Knowing I could not hold onto my friend's sister's bike through February, I decided it was time to replace the Huffy. My entry level job after college did not afford a big budget, especially with a Hawaii trip looming on the horizon. I decided to approach local bike shops to see if they might "sponsor" me by giving me a deal on a new bike. But first, I needed a hook. I spoke with the folks at Swim Swim, a publication which covered Masters and rough-water swimming, about me writing an article about my adventures in the Ironman. The publishers, Michael Gilmore, Harald Johnson, and Penny Little, who would debut Triathlon in the spring of 1983, gave me the assignment. With the promise of a mention of the bike shop in my Swim Swim article, Bikecology in Santa Monica gave me a deal on a $389 Niko 10-speed and some biking apparel. The manager also forced me to get real bike shoes, with cleats. Yikes! A few falls later, I was getting the hang of riding with cleats and stylin' in my Bell touring helmet and black wool biking shorts. My longest ride ever prior to Kona? 87-miles. My longest run ever prior to Kona? 16-miles. Ready or not, here I come. 

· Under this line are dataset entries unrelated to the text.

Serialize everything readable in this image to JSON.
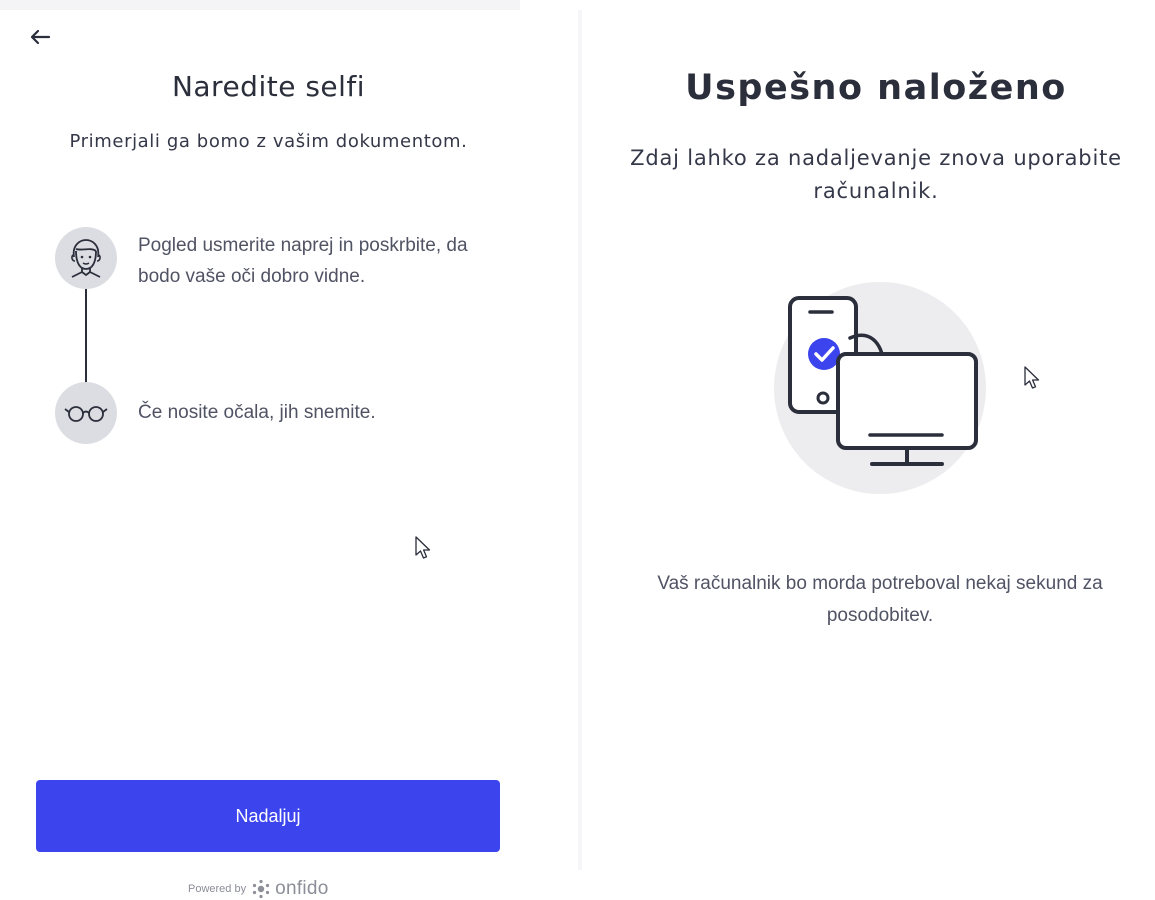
{
  "selfie_screen": {
    "back_icon": "arrow-left-icon",
    "title": "Naredite selfi",
    "subtitle": "Primerjali ga bomo z vašim dokumentom.",
    "steps": [
      {
        "icon": "face-icon",
        "text": "Pogled usmerite naprej in poskrbite, da bodo vaše oči dobro vidne."
      },
      {
        "icon": "glasses-icon",
        "text": "Če nosite očala, jih snemite."
      }
    ],
    "continue_label": "Nadaljuj",
    "powered_by": "Powered by",
    "brand": "onfido"
  },
  "upload_screen": {
    "title": "Uspešno naloženo",
    "subtitle": "Zdaj lahko za nadaljevanje znova uporabite računalnik.",
    "illustration_icon": "phone-to-computer-icon",
    "note": "Vaš računalnik bo morda potreboval nekaj sekund za posodobitev."
  },
  "colors": {
    "primary_button": "#3c44ee",
    "text_dark": "#2b2e3b",
    "icon_circle": "#dcdde2",
    "check_accent": "#3c44ee"
  }
}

My second triathlon began in Kailua bay on February 6, 1982. The details of my race can be found in the Swim Swim article I wrote (Click on the PDF link below to read the complete original article -- Ed.), which appeared in the summer 1982 issue. I'll spoil the ending by letting you know that I finished in 360th place (out of 541 finishers) in a time of 14:33:35. But, something much more meaningful than becoming an Ironman finisher happened that week in Kona; I changed sports. I went into Kona thinking that the Ironman would be an once-in-a-lifetime experience. I was a competitive swimmer who had trained for a one-time shot at racing the Ironman. There were few in those days who called themselves triathletes. Most competitors considered themselves a swimmer, a biker, or a runner. The TV commentators on "Wide World of Sports" would talk about which type of athlete had the advantage in the Ironman, the swimmers, who would jump out to the early lead, or the bikers, who enjoyed the longest leg of the race, or the runners, who would close in the final stage. Heck, the original debate that spawned the idea of the Ironman in 1977 was about who was the superior athlete – swimmer, biker, or runner, right? John Howard had declared after his victory in 1981 that his win showed that bikers were superior. But, Scott Tinley, in accepting his trophy at the awards ceremony the night after the February 1982 race, alluded to John Howard's comments the year before and said, "With ten people under 10:30 and 541 finishers, I think it proves that triathletes are the best conditioned athletes in the world." I wrote that down in my race journal that night. And, from that day on, I was a triathlete.

About the author
Mark has competed in close to 100 triathlons, including five Ironman races (Kona in Feb. 1982, Oct. 1982, and 1983, and Ironman Canada twice). He founded the National Triathlon Training Camp (NTTC), the world's first triathlon camp, in November of 1982 and was director of Team NTTC, a team which sponsored some of the top pros in the sport.